## [Aim of the task]
Each record that follows should be repeated exactly, with no pictures carried over.

[Dataset content Boundary: Start]

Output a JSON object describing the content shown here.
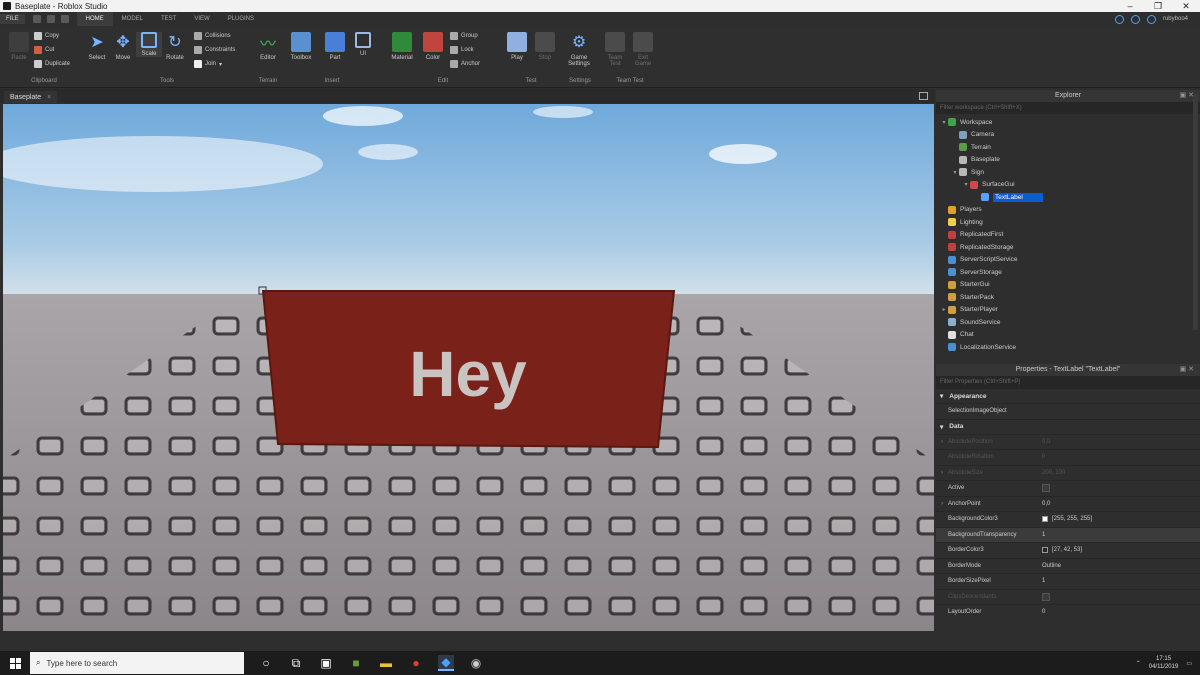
{
  "window": {
    "title": "Baseplate - Roblox Studio",
    "minimize": "–",
    "restore": "❐",
    "close": "✕"
  },
  "menubar": {
    "file": "FILE",
    "tabs": [
      "HOME",
      "MODEL",
      "TEST",
      "VIEW",
      "PLUGINS"
    ],
    "active_tab": "HOME",
    "username": "rubyboo4"
  },
  "ribbon": {
    "clipboard": {
      "label": "Clipboard",
      "paste": "Paste",
      "copy": "Copy",
      "cut": "Cut",
      "duplicate": "Duplicate"
    },
    "tools": {
      "label": "Tools",
      "select": "Select",
      "move": "Move",
      "scale": "Scale",
      "rotate": "Rotate",
      "collisions": "Collisions",
      "constraints": "Constraints",
      "join": "Join"
    },
    "terrain": {
      "label": "Terrain",
      "editor": "Editor"
    },
    "insert": {
      "label": "Insert",
      "toolbox": "Toolbox",
      "part": "Part",
      "ui": "UI"
    },
    "edit": {
      "label": "Edit",
      "material": "Material",
      "color": "Color",
      "group": "Group",
      "lock": "Lock",
      "anchor": "Anchor"
    },
    "test": {
      "label": "Test",
      "play": "Play",
      "stop": "Stop"
    },
    "settings": {
      "label": "Settings",
      "game_settings_1": "Game",
      "game_settings_2": "Settings"
    },
    "team_test": {
      "label": "Team Test",
      "team_1": "Team",
      "team_2": "Test",
      "exit_1": "Exit",
      "exit_2": "Game"
    }
  },
  "doc_tab": {
    "name": "Baseplate",
    "close": "×"
  },
  "viewport": {
    "sign_text": "Hey",
    "sign_color": "#7a2219"
  },
  "explorer": {
    "title": "Explorer",
    "filter_placeholder": "Filter workspace (Ctrl+Shift+X)",
    "items": [
      {
        "label": "Workspace",
        "depth": 0,
        "arrow": "▾",
        "icon": "globe-icon",
        "color": "#3fa34d"
      },
      {
        "label": "Camera",
        "depth": 1,
        "arrow": "",
        "icon": "camera-icon",
        "color": "#7f9fbf"
      },
      {
        "label": "Terrain",
        "depth": 1,
        "arrow": "",
        "icon": "terrain-icon",
        "color": "#5c9c4a"
      },
      {
        "label": "Baseplate",
        "depth": 1,
        "arrow": "",
        "icon": "part-icon",
        "color": "#b8b8b8"
      },
      {
        "label": "Sign",
        "depth": 1,
        "arrow": "▾",
        "icon": "part-icon",
        "color": "#b8b8b8"
      },
      {
        "label": "SurfaceGui",
        "depth": 2,
        "arrow": "▾",
        "icon": "surfacegui-icon",
        "color": "#d04848"
      },
      {
        "label": "TextLabel",
        "depth": 3,
        "arrow": "",
        "icon": "textlabel-icon",
        "color": "#5aa0ff",
        "selected": true
      },
      {
        "label": "Players",
        "depth": 0,
        "arrow": "",
        "icon": "players-icon",
        "color": "#e0a030"
      },
      {
        "label": "Lighting",
        "depth": 0,
        "arrow": "",
        "icon": "lighting-icon",
        "color": "#f0d040"
      },
      {
        "label": "ReplicatedFirst",
        "depth": 0,
        "arrow": "",
        "icon": "replicated-first-icon",
        "color": "#c04040"
      },
      {
        "label": "ReplicatedStorage",
        "depth": 0,
        "arrow": "",
        "icon": "replicated-storage-icon",
        "color": "#c04040"
      },
      {
        "label": "ServerScriptService",
        "depth": 0,
        "arrow": "",
        "icon": "server-script-icon",
        "color": "#4a90d0"
      },
      {
        "label": "ServerStorage",
        "depth": 0,
        "arrow": "",
        "icon": "server-storage-icon",
        "color": "#4a90d0"
      },
      {
        "label": "StarterGui",
        "depth": 0,
        "arrow": "",
        "icon": "starter-gui-icon",
        "color": "#d0a040"
      },
      {
        "label": "StarterPack",
        "depth": 0,
        "arrow": "",
        "icon": "starter-pack-icon",
        "color": "#d0a040"
      },
      {
        "label": "StarterPlayer",
        "depth": 0,
        "arrow": "▸",
        "icon": "starter-player-icon",
        "color": "#d0a040"
      },
      {
        "label": "SoundService",
        "depth": 0,
        "arrow": "",
        "icon": "sound-icon",
        "color": "#8ab0d0"
      },
      {
        "label": "Chat",
        "depth": 0,
        "arrow": "",
        "icon": "chat-icon",
        "color": "#e0e0e0"
      },
      {
        "label": "LocalizationService",
        "depth": 0,
        "arrow": "",
        "icon": "localization-icon",
        "color": "#4a90d0"
      }
    ]
  },
  "properties": {
    "title": "Properties - TextLabel \"TextLabel\"",
    "filter_placeholder": "Filter Properties (Ctrl+Shift+P)",
    "sections": {
      "appearance": "Appearance",
      "data": "Data"
    },
    "appearance_rows": [
      {
        "name": "SelectionImageObject",
        "value": ""
      }
    ],
    "data_rows": [
      {
        "name": "AbsolutePosition",
        "value": "0,0",
        "faded": true,
        "arrow": "›"
      },
      {
        "name": "AbsoluteRotation",
        "value": "0",
        "faded": true,
        "arrow": ""
      },
      {
        "name": "AbsoluteSize",
        "value": "200, 100",
        "faded": true,
        "arrow": "›"
      },
      {
        "name": "Active",
        "value": "",
        "checkbox": true,
        "arrow": ""
      },
      {
        "name": "AnchorPoint",
        "value": "0,0",
        "arrow": "›"
      },
      {
        "name": "BackgroundColor3",
        "value": "[255, 255, 255]",
        "swatch": "#ffffff",
        "arrow": ""
      },
      {
        "name": "BackgroundTransparency",
        "value": "1",
        "highlight": true,
        "arrow": ""
      },
      {
        "name": "BorderColor3",
        "value": "[27, 42, 53]",
        "swatch": "#1b2a35",
        "arrow": ""
      },
      {
        "name": "BorderMode",
        "value": "Outline",
        "arrow": ""
      },
      {
        "name": "BorderSizePixel",
        "value": "1",
        "arrow": ""
      },
      {
        "name": "ClipsDescendants",
        "value": "",
        "faded": true,
        "checkbox": true,
        "arrow": ""
      },
      {
        "name": "LayoutOrder",
        "value": "0",
        "arrow": ""
      }
    ]
  },
  "taskbar": {
    "search_placeholder": "Type here to search",
    "time": "17:15",
    "date": "04/11/2019"
  }
}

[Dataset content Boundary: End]

## [Result of this task]
Output a JSON object describing the content shown here.
{
  "window": {
    "title": "Baseplate - Roblox Studio",
    "minimize": "–",
    "restore": "❐",
    "close": "✕"
  },
  "menubar": {
    "file": "FILE",
    "tabs": [
      "HOME",
      "MODEL",
      "TEST",
      "VIEW",
      "PLUGINS"
    ],
    "active_tab": "HOME",
    "username": "rubyboo4"
  },
  "ribbon": {
    "clipboard": {
      "label": "Clipboard",
      "paste": "Paste",
      "copy": "Copy",
      "cut": "Cut",
      "duplicate": "Duplicate"
    },
    "tools": {
      "label": "Tools",
      "select": "Select",
      "move": "Move",
      "scale": "Scale",
      "rotate": "Rotate",
      "collisions": "Collisions",
      "constraints": "Constraints",
      "join": "Join"
    },
    "terrain": {
      "label": "Terrain",
      "editor": "Editor"
    },
    "insert": {
      "label": "Insert",
      "toolbox": "Toolbox",
      "part": "Part",
      "ui": "UI"
    },
    "edit": {
      "label": "Edit",
      "material": "Material",
      "color": "Color",
      "group": "Group",
      "lock": "Lock",
      "anchor": "Anchor"
    },
    "test": {
      "label": "Test",
      "play": "Play",
      "stop": "Stop"
    },
    "settings": {
      "label": "Settings",
      "game_settings_1": "Game",
      "game_settings_2": "Settings"
    },
    "team_test": {
      "label": "Team Test",
      "team_1": "Team",
      "team_2": "Test",
      "exit_1": "Exit",
      "exit_2": "Game"
    }
  },
  "doc_tab": {
    "name": "Baseplate",
    "close": "×"
  },
  "viewport": {
    "sign_text": "Hey",
    "sign_color": "#7a2219"
  },
  "explorer": {
    "title": "Explorer",
    "filter_placeholder": "Filter workspace (Ctrl+Shift+X)",
    "items": [
      {
        "label": "Workspace",
        "depth": 0,
        "arrow": "▾",
        "icon": "globe-icon",
        "color": "#3fa34d"
      },
      {
        "label": "Camera",
        "depth": 1,
        "arrow": "",
        "icon": "camera-icon",
        "color": "#7f9fbf"
      },
      {
        "label": "Terrain",
        "depth": 1,
        "arrow": "",
        "icon": "terrain-icon",
        "color": "#5c9c4a"
      },
      {
        "label": "Baseplate",
        "depth": 1,
        "arrow": "",
        "icon": "part-icon",
        "color": "#b8b8b8"
      },
      {
        "label": "Sign",
        "depth": 1,
        "arrow": "▾",
        "icon": "part-icon",
        "color": "#b8b8b8"
      },
      {
        "label": "SurfaceGui",
        "depth": 2,
        "arrow": "▾",
        "icon": "surfacegui-icon",
        "color": "#d04848"
      },
      {
        "label": "TextLabel",
        "depth": 3,
        "arrow": "",
        "icon": "textlabel-icon",
        "color": "#5aa0ff",
        "selected": true
      },
      {
        "label": "Players",
        "depth": 0,
        "arrow": "",
        "icon": "players-icon",
        "color": "#e0a030"
      },
      {
        "label": "Lighting",
        "depth": 0,
        "arrow": "",
        "icon": "lighting-icon",
        "color": "#f0d040"
      },
      {
        "label": "ReplicatedFirst",
        "depth": 0,
        "arrow": "",
        "icon": "replicated-first-icon",
        "color": "#c04040"
      },
      {
        "label": "ReplicatedStorage",
        "depth": 0,
        "arrow": "",
        "icon": "replicated-storage-icon",
        "color": "#c04040"
      },
      {
        "label": "ServerScriptService",
        "depth": 0,
        "arrow": "",
        "icon": "server-script-icon",
        "color": "#4a90d0"
      },
      {
        "label": "ServerStorage",
        "depth": 0,
        "arrow": "",
        "icon": "server-storage-icon",
        "color": "#4a90d0"
      },
      {
        "label": "StarterGui",
        "depth": 0,
        "arrow": "",
        "icon": "starter-gui-icon",
        "color": "#d0a040"
      },
      {
        "label": "StarterPack",
        "depth": 0,
        "arrow": "",
        "icon": "starter-pack-icon",
        "color": "#d0a040"
      },
      {
        "label": "StarterPlayer",
        "depth": 0,
        "arrow": "▸",
        "icon": "starter-player-icon",
        "color": "#d0a040"
      },
      {
        "label": "SoundService",
        "depth": 0,
        "arrow": "",
        "icon": "sound-icon",
        "color": "#8ab0d0"
      },
      {
        "label": "Chat",
        "depth": 0,
        "arrow": "",
        "icon": "chat-icon",
        "color": "#e0e0e0"
      },
      {
        "label": "LocalizationService",
        "depth": 0,
        "arrow": "",
        "icon": "localization-icon",
        "color": "#4a90d0"
      }
    ]
  },
  "properties": {
    "title": "Properties - TextLabel \"TextLabel\"",
    "filter_placeholder": "Filter Properties (Ctrl+Shift+P)",
    "sections": {
      "appearance": "Appearance",
      "data": "Data"
    },
    "appearance_rows": [
      {
        "name": "SelectionImageObject",
        "value": ""
      }
    ],
    "data_rows": [
      {
        "name": "AbsolutePosition",
        "value": "0,0",
        "faded": true,
        "arrow": "›"
      },
      {
        "name": "AbsoluteRotation",
        "value": "0",
        "faded": true,
        "arrow": ""
      },
      {
        "name": "AbsoluteSize",
        "value": "200, 100",
        "faded": true,
        "arrow": "›"
      },
      {
        "name": "Active",
        "value": "",
        "checkbox": true,
        "arrow": ""
      },
      {
        "name": "AnchorPoint",
        "value": "0,0",
        "arrow": "›"
      },
      {
        "name": "BackgroundColor3",
        "value": "[255, 255, 255]",
        "swatch": "#ffffff",
        "arrow": ""
      },
      {
        "name": "BackgroundTransparency",
        "value": "1",
        "highlight": true,
        "arrow": ""
      },
      {
        "name": "BorderColor3",
        "value": "[27, 42, 53]",
        "swatch": "#1b2a35",
        "arrow": ""
      },
      {
        "name": "BorderMode",
        "value": "Outline",
        "arrow": ""
      },
      {
        "name": "BorderSizePixel",
        "value": "1",
        "arrow": ""
      },
      {
        "name": "ClipsDescendants",
        "value": "",
        "faded": true,
        "checkbox": true,
        "arrow": ""
      },
      {
        "name": "LayoutOrder",
        "value": "0",
        "arrow": ""
      }
    ]
  },
  "taskbar": {
    "search_placeholder": "Type here to search",
    "time": "17:15",
    "date": "04/11/2019"
  }
}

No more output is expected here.